[Excerpts from an interface dataset]
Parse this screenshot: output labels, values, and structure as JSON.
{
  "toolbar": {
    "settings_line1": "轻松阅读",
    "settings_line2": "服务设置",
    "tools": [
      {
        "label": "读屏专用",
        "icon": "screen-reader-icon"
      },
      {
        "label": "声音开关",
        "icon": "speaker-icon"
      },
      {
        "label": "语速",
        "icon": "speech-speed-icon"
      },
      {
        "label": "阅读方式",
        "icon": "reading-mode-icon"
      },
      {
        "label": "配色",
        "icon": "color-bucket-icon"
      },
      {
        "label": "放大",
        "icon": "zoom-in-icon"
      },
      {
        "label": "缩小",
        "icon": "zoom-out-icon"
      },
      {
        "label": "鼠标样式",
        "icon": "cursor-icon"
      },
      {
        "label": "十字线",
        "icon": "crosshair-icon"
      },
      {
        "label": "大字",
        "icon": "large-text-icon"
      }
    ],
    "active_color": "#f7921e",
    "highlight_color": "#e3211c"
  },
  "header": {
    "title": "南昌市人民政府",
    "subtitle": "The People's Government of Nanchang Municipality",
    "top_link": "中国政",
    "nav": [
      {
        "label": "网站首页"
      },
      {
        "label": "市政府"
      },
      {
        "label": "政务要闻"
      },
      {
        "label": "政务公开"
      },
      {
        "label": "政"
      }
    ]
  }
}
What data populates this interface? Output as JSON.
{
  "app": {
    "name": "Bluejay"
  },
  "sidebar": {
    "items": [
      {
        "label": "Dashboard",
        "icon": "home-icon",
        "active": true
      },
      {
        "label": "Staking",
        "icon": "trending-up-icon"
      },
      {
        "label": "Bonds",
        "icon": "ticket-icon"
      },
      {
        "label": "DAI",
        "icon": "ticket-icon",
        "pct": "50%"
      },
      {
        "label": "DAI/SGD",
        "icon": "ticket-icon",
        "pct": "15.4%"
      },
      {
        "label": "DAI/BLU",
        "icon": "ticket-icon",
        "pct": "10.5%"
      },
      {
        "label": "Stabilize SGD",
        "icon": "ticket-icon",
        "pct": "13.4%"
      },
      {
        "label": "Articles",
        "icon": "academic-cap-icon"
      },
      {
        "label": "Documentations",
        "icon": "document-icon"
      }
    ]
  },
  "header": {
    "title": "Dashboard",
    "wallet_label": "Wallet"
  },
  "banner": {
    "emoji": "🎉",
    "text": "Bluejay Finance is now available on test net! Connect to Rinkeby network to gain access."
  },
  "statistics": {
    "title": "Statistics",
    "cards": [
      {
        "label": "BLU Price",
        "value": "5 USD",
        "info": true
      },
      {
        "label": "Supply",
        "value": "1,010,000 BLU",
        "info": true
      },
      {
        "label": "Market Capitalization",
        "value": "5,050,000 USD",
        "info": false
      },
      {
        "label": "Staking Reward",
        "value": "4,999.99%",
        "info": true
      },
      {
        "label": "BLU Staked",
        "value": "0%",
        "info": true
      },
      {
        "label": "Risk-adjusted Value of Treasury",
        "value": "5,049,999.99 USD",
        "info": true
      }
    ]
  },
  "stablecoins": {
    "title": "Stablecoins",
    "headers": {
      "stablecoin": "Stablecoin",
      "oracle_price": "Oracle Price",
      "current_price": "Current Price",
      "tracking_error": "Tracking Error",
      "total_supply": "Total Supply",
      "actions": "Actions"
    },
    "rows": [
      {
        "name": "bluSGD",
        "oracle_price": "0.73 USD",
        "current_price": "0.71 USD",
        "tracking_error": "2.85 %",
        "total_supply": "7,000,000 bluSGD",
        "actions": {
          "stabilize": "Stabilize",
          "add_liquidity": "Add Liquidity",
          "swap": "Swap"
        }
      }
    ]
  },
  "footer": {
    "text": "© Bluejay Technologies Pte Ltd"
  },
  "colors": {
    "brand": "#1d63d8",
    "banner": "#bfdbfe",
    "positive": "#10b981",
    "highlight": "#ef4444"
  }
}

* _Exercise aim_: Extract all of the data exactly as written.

* _Answer area_:
Parse this screenshot: output labels, values, and structure as JSON.
{
  "toolbar": {
    "settings_line1": "轻松阅读",
    "settings_line2": "服务设置",
    "tools": [
      {
        "label": "读屏专用",
        "icon": "screen-reader-icon"
      },
      {
        "label": "声音开关",
        "icon": "speaker-icon"
      },
      {
        "label": "语速",
        "icon": "speech-speed-icon"
      },
      {
        "label": "阅读方式",
        "icon": "reading-mode-icon"
      },
      {
        "label": "配色",
        "icon": "color-bucket-icon"
      },
      {
        "label": "放大",
        "icon": "zoom-in-icon"
      },
      {
        "label": "缩小",
        "icon": "zoom-out-icon"
      },
      {
        "label": "鼠标样式",
        "icon": "cursor-icon"
      },
      {
        "label": "十字线",
        "icon": "crosshair-icon"
      },
      {
        "label": "大字",
        "icon": "large-text-icon"
      }
    ],
    "active_color": "#f7921e",
    "highlight_color": "#e3211c"
  },
  "header": {
    "title": "南昌市人民政府",
    "subtitle": "The People's Government of Nanchang Municipality",
    "top_link": "中国政",
    "nav": [
      {
        "label": "网站首页"
      },
      {
        "label": "市政府"
      },
      {
        "label": "政务要闻"
      },
      {
        "label": "政务公开"
      },
      {
        "label": "政"
      }
    ]
  }
}
What data populates this interface? Output as JSON.
{
  "app": {
    "name": "Bluejay"
  },
  "sidebar": {
    "items": [
      {
        "label": "Dashboard",
        "icon": "home-icon",
        "active": true
      },
      {
        "label": "Staking",
        "icon": "trending-up-icon"
      },
      {
        "label": "Bonds",
        "icon": "ticket-icon"
      },
      {
        "label": "DAI",
        "icon": "ticket-icon",
        "pct": "50%"
      },
      {
        "label": "DAI/SGD",
        "icon": "ticket-icon",
        "pct": "15.4%"
      },
      {
        "label": "DAI/BLU",
        "icon": "ticket-icon",
        "pct": "10.5%"
      },
      {
        "label": "Stabilize SGD",
        "icon": "ticket-icon",
        "pct": "13.4%"
      },
      {
        "label": "Articles",
        "icon": "academic-cap-icon"
      },
      {
        "label": "Documentations",
        "icon": "document-icon"
      }
    ]
  },
  "header": {
    "title": "Dashboard",
    "wallet_label": "Wallet"
  },
  "banner": {
    "emoji": "🎉",
    "text": "Bluejay Finance is now available on test net! Connect to Rinkeby network to gain access."
  },
  "statistics": {
    "title": "Statistics",
    "cards": [
      {
        "label": "BLU Price",
        "value": "5 USD",
        "info": true
      },
      {
        "label": "Supply",
        "value": "1,010,000 BLU",
        "info": true
      },
      {
        "label": "Market Capitalization",
        "value": "5,050,000 USD",
        "info": false
      },
      {
        "label": "Staking Reward",
        "value": "4,999.99%",
        "info": true
      },
      {
        "label": "BLU Staked",
        "value": "0%",
        "info": true
      },
      {
        "label": "Risk-adjusted Value of Treasury",
        "value": "5,049,999.99 USD",
        "info": true
      }
    ]
  },
  "stablecoins": {
    "title": "Stablecoins",
    "headers": {
      "stablecoin": "Stablecoin",
      "oracle_price": "Oracle Price",
      "current_price": "Current Price",
      "tracking_error": "Tracking Error",
      "total_supply": "Total Supply",
      "actions": "Actions"
    },
    "rows": [
      {
        "name": "bluSGD",
        "oracle_price": "0.73 USD",
        "current_price": "0.71 USD",
        "tracking_error": "2.85 %",
        "total_supply": "7,000,000 bluSGD",
        "actions": {
          "stabilize": "Stabilize",
          "add_liquidity": "Add Liquidity",
          "swap": "Swap"
        }
      }
    ]
  },
  "footer": {
    "text": "© Bluejay Technologies Pte Ltd"
  },
  "colors": {
    "brand": "#1d63d8",
    "banner": "#bfdbfe",
    "positive": "#10b981",
    "highlight": "#ef4444"
  }
}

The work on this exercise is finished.